UZBEKISTAN: Prisoner requests meeting with sister "maybe for last time"

After his July transfer to Navoi's strict regime prison, 45-year-old Muslim prisoner of conscience Khayrullo Tursunov called his sister again asking to see her "maybe for the last time". With officials denying prison visits, citing the coronavirus pandemic, relatives are concerned. Prison officials claim his "safety is guaranteed and he is engaged in useful labour". Former Tashkent imam Ruhiddin Fahrutdinov was amnestied after 15 years, but the state will take 20 per cent of his wages.

BELARUS: Catholic Church "cannot exist without its leader"

Border guards denied Archbishop Tadeusz Kondrusiewicz, head of Belarus' Catholic Church, re-entry to his own country on 31 August. President Aleksandr Lukashenko says he is on the shared Belarus/Russia entry ban list. No officials explained to Archbishop Kondrusiewicz – a Belarusian citizen – why he is barred. "The right of a citizen to enter the Republic of Belarus cannot be restricted," says the Law on Exit and Entry for Belarusian Citizens.

UZBEKISTAN: Restrictions remain in draft new Religion Law

The draft new Religion Law now in Parliament would, in defiance of Uzbekistan's international human rights commitments, continue to ban all exercise of freedom of religion and belief without state permission, ban teaching about religion without state permission, continue the compulsory prior censorship of all materials about religion and ban sharing of faith. "There's not much difference between the draft Law and the current Law," commented human rights defender Bahodyr Eliboyev.

RUSSIA: 42 known "missionary activity" prosecutions in first half of 2020 – list

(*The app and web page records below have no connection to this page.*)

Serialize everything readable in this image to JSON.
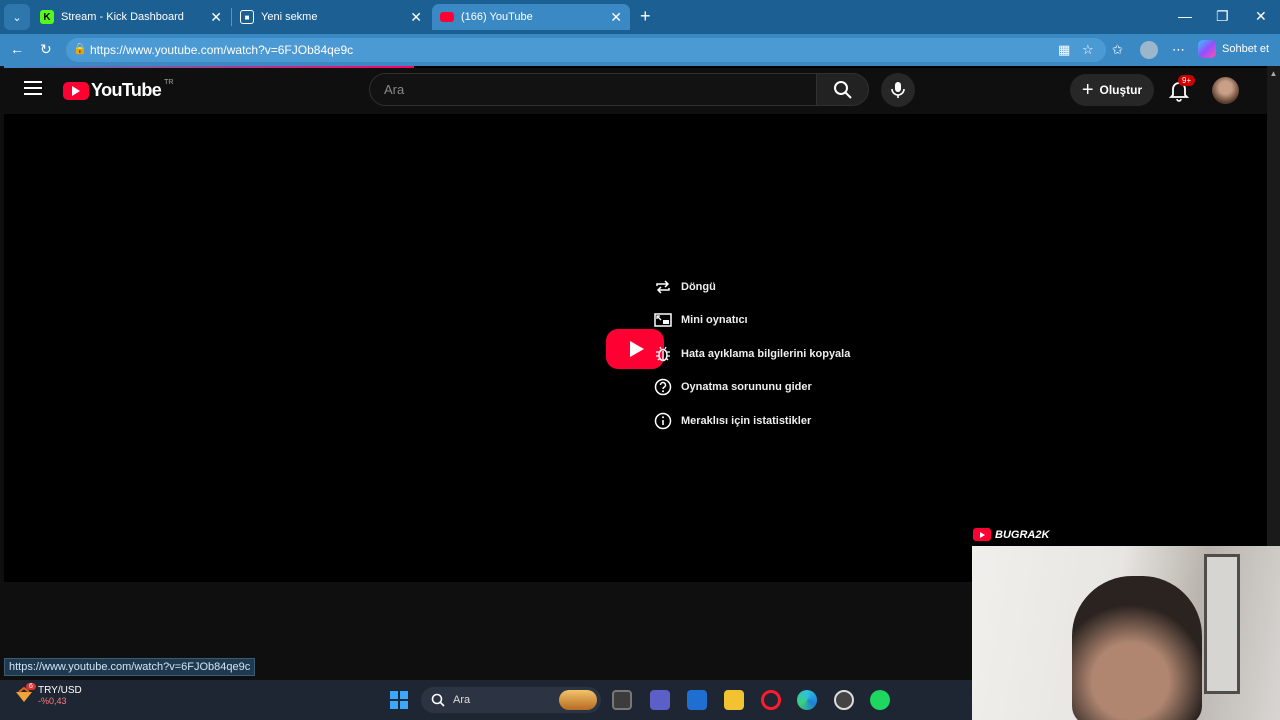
{
  "browser": {
    "tabs": [
      {
        "title": "Stream - Kick Dashboard",
        "favicon": "kick-logo-icon"
      },
      {
        "title": "Yeni sekme",
        "favicon": "new-tab-icon"
      },
      {
        "title": "(166) YouTube",
        "favicon": "youtube-logo-icon",
        "active": true
      }
    ],
    "url": "https://www.youtube.com/watch?v=6FJOb84qe9c",
    "copilot_label": "Sohbet et",
    "status_url": "https://www.youtube.com/watch?v=6FJOb84qe9c"
  },
  "youtube": {
    "logo_text": "YouTube",
    "country_code": "TR",
    "search_placeholder": "Ara",
    "create_label": "Oluştur",
    "notification_count": "9+"
  },
  "context_menu": [
    {
      "label": "Döngü",
      "icon": "loop-icon"
    },
    {
      "label": "Mini oynatıcı",
      "icon": "miniplayer-icon"
    },
    {
      "label": "Hata ayıklama bilgilerini kopyala",
      "icon": "bug-icon"
    },
    {
      "label": "Oynatma sorununu gider",
      "icon": "help-icon"
    },
    {
      "label": "Meraklısı için istatistikler",
      "icon": "info-icon"
    }
  ],
  "webcam": {
    "channel_label": "BUGRA2K"
  },
  "taskbar": {
    "weather_badge": "6",
    "currency": "TRY/USD",
    "currency_change": "-%0,43",
    "search_label": "Ara"
  },
  "colors": {
    "youtube_red": "#ff0033",
    "browser_blue": "#3a89c4"
  }
}
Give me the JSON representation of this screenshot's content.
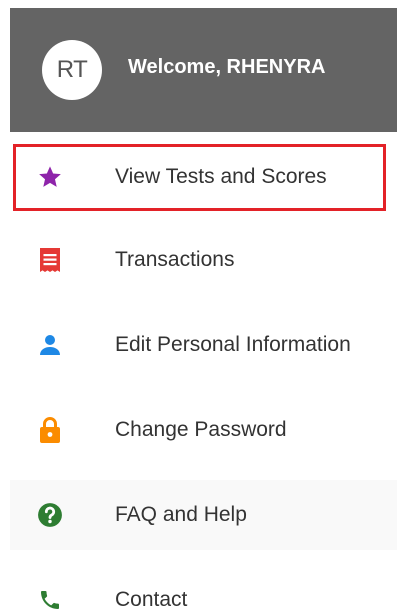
{
  "header": {
    "avatar_initials": "RT",
    "welcome_text": "Welcome, RHENYRA",
    "background_color": "#646464"
  },
  "menu": {
    "items": [
      {
        "label": "View Tests and Scores",
        "icon": "star-icon",
        "icon_color": "#8e24aa",
        "highlighted": true
      },
      {
        "label": "Transactions",
        "icon": "receipt-icon",
        "icon_color": "#e53935",
        "highlighted": false
      },
      {
        "label": "Edit Personal Information",
        "icon": "person-icon",
        "icon_color": "#1e88e5",
        "highlighted": false
      },
      {
        "label": "Change Password",
        "icon": "lock-icon",
        "icon_color": "#fb8c00",
        "highlighted": false
      },
      {
        "label": "FAQ and Help",
        "icon": "help-circle-icon",
        "icon_color": "#2e7d32",
        "highlighted": false
      },
      {
        "label": "Contact",
        "icon": "phone-icon",
        "icon_color": "#2e7d32",
        "highlighted": false
      }
    ],
    "highlight_color": "#e32228"
  }
}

Forum 18 has found 42 prosecutions in the first half of 2020 (2 of organisations and 40 of individuals) for violating Russia's July 2016 Administrative Code Article 5.26, Parts 4 and 5, which punish "illegal missionary activity". 36 of the prosecutions resulted in initial convictions, all being punished with fines (though a few were overturned on appeal). The first half of 2020 saw a conviction rate of 92 per cent. Two foreigners were ordered deported.